Giffords Deputy Engagement Director
In just the last 10 years, over 300,000 Americans have died from gun violence. This is an undeniably staggering toll, but the numbers don’t tell the full story. There is no number that can capture the pain of sending your daughter to college only for her life to be snatched by an angry young man with a gun, but Bob Weiss knows that pain all too well. Statistics can’t convey what it’s like to receive a call in the middle of the night telling you that the child you called your “miracle baby” was murdered while doing something as simple as attending a movie, but Sandy Philips knows that awful feeling. And the grief of mothers like Darlene Wilson, who lost her son in one of the dozens of daily shootings in America that don’t make international headlines, is more crushing than numbers, or even words, can communicate.
The stories of these gun violence survivors are both uniquely horrifying and frighteningly common. Americans like to think of ourselves as living in an exceptional country, and when it comes to gun violence we certainly are an exception—no other wealthy nation experiences these tragedies as frequently as we do. Yet even in a nation as divided as ours, Americans largely agree on what we need to do to fix this problem. Over 90% of Americans support universal background checks, because they see the absurdity being required to show more identification to purchase cough syrup than a gun. And contrary to what some gun lobby fearmongers want you to believe, the people who support commonsense gun laws are not “coastal elitist gun grabbers.” They’re gun owners like Jane Mumey, whose father was the Vice President of the Texas Rifle Association and Jon Gold, a firearm instructor for 20 years, people who understand that keeping guns out of the wrong hands makes everyone, including law-abiding gun owners, safer.

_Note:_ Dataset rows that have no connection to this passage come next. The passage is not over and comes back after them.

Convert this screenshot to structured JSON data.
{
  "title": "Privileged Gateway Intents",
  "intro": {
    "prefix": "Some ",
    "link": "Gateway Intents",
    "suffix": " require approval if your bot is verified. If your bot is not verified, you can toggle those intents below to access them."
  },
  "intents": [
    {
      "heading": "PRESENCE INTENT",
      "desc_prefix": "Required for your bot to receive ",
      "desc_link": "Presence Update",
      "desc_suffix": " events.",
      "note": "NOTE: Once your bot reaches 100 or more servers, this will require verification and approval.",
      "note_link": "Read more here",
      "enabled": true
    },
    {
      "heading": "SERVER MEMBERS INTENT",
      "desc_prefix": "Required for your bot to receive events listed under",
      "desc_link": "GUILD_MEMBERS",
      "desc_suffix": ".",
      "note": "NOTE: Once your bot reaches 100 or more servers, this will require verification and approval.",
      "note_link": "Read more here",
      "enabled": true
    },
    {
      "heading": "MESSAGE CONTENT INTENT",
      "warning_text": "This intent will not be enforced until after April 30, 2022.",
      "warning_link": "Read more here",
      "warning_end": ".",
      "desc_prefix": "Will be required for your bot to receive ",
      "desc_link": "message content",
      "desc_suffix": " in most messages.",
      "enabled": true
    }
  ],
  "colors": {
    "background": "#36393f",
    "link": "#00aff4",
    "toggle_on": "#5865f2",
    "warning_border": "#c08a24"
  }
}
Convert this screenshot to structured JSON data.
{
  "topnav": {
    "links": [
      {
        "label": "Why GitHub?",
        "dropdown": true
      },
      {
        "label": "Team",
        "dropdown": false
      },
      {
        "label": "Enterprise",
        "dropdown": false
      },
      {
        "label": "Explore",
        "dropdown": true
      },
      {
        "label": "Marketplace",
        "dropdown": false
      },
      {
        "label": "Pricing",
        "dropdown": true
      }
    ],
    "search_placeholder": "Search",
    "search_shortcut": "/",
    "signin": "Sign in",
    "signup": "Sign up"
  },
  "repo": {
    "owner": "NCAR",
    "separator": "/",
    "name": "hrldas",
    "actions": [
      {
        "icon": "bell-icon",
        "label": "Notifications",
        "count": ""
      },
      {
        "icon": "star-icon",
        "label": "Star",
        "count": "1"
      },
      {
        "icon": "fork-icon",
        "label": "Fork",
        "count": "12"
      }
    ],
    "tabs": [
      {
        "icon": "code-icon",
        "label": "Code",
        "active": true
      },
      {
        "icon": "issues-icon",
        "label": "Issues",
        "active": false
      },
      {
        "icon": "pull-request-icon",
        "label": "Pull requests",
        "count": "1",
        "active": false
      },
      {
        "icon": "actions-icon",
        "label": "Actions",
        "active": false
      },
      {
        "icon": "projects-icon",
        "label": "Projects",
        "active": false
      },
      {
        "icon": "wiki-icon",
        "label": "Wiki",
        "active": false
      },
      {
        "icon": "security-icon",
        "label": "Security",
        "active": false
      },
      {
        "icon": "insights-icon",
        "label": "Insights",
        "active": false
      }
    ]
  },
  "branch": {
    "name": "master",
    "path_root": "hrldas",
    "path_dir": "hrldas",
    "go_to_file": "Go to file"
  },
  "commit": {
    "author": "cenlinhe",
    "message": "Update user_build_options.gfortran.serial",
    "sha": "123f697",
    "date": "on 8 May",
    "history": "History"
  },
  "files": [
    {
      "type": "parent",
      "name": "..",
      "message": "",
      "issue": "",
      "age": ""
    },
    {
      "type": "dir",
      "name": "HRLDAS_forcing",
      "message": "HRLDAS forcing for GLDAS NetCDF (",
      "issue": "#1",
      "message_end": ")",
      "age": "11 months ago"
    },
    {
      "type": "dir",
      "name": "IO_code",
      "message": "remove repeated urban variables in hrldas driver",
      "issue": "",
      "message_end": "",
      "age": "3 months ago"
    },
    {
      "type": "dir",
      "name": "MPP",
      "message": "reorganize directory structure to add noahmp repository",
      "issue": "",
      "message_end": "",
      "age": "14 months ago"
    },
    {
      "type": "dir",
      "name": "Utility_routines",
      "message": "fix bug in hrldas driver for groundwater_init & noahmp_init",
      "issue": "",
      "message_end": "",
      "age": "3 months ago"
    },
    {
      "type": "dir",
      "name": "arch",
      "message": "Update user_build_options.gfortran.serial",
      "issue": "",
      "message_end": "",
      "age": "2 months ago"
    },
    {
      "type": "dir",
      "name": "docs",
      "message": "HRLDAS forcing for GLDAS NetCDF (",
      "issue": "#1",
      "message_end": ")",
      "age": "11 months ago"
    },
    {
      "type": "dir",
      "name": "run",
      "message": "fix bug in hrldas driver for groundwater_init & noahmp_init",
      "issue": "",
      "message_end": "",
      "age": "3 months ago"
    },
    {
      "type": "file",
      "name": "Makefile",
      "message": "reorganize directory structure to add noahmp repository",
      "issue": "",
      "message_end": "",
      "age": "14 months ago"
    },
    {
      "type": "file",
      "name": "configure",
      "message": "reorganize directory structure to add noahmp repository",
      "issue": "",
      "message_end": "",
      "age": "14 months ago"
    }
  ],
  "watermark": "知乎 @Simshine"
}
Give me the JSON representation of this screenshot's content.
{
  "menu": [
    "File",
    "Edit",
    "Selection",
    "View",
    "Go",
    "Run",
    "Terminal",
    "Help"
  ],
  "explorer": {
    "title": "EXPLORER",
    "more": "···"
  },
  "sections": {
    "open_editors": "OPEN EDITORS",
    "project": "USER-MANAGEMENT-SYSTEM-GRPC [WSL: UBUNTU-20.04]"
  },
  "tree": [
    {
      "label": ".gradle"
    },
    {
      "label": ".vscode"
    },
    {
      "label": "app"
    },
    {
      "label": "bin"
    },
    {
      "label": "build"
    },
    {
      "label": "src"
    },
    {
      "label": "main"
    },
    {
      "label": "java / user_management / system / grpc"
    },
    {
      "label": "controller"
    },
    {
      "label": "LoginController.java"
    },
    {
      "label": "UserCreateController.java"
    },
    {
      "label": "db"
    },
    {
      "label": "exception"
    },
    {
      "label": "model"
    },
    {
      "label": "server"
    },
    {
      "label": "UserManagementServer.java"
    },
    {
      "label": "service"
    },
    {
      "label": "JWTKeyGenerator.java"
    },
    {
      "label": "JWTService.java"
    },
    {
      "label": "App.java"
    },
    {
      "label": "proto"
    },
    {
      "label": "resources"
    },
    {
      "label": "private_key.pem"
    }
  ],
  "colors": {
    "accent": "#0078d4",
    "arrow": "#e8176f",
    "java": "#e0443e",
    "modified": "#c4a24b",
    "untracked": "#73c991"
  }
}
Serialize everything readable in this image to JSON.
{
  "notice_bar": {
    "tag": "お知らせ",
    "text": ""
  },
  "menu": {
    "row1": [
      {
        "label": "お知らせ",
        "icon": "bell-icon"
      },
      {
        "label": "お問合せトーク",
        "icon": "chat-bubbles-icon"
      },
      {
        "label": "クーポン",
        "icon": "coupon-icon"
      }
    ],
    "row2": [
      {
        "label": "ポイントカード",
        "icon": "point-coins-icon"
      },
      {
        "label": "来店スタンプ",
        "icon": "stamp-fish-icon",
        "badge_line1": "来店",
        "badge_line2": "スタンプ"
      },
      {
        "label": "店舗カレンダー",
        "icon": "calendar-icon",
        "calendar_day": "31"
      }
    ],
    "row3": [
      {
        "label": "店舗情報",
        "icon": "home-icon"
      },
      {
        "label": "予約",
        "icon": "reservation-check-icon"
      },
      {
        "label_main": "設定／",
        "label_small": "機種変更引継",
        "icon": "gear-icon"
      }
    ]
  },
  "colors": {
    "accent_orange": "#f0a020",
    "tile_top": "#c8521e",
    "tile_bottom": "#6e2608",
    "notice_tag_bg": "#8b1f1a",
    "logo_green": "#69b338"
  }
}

Other policies, like those that would allow a court to temporarily remove firearms from individuals in crisis and programs that would invest in proven solutions that break the cycle of violence in cities, are supported by wide swaths of the American public. It is no longer a question of whether the US needs stronger gun laws—most Americans understand that we do. The question is, when will our elected officials listen to us?
Philip Van Cleave
President of Virginia Citizens Defense League
We should not strengthen gun control laws in the United States, we should weaken them. A person right to defend themselves and their families from death or serious bodily injury is the most important right they have. Their other rights don’t mean much if they are dead or have to spend the rest of their life as a quadriplegic because of a violent criminal attack. Gun laws only affect the law-abiding. Criminals ignore such laws. If guns were banned, for example, criminals would just get firearms on the black market, just like they do crack cocaine. To make society safer, violent criminals need to be removed from society, not guns. Crime is the pathogen and guns are the vaccine.